* [Exercise goal]:
Please return every line in the entries below with the word "label" in it.
═════ Excerpted data ═════
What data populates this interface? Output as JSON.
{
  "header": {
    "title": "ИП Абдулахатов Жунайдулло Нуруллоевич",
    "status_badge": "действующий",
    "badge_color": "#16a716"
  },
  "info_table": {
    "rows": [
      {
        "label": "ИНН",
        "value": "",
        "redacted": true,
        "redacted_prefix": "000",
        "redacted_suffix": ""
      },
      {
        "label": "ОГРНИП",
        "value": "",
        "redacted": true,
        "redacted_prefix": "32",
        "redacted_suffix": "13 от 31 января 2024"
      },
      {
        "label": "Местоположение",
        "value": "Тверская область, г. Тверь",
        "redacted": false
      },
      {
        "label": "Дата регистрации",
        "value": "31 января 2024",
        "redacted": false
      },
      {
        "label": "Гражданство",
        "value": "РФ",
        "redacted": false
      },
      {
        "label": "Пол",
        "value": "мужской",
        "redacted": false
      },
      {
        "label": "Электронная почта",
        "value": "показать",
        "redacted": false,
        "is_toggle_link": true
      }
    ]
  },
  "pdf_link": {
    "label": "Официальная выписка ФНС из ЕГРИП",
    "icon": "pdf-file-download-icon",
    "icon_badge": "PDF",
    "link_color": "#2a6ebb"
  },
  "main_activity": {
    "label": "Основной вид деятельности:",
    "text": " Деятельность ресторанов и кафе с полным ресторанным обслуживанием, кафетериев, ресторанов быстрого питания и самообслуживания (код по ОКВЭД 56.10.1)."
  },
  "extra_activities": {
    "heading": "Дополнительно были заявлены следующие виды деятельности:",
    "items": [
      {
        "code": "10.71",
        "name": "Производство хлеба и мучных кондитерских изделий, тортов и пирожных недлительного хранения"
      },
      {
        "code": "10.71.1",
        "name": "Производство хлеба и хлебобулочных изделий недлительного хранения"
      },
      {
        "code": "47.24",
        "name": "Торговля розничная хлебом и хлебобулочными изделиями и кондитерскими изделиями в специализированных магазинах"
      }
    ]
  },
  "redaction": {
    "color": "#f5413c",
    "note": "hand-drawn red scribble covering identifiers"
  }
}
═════
* [Solved problem]:
        "label": "ИНН",
        "label": "ОГРНИП",
        "label": "Местоположение",
        "label": "Дата регистрации",
        "label": "Гражданство",
        "label": "Пол",
        "label": "Электронная почта",
    "label": "Официальная выписка ФНС из ЕГРИП",
    "label": "Основной вид деятельности:",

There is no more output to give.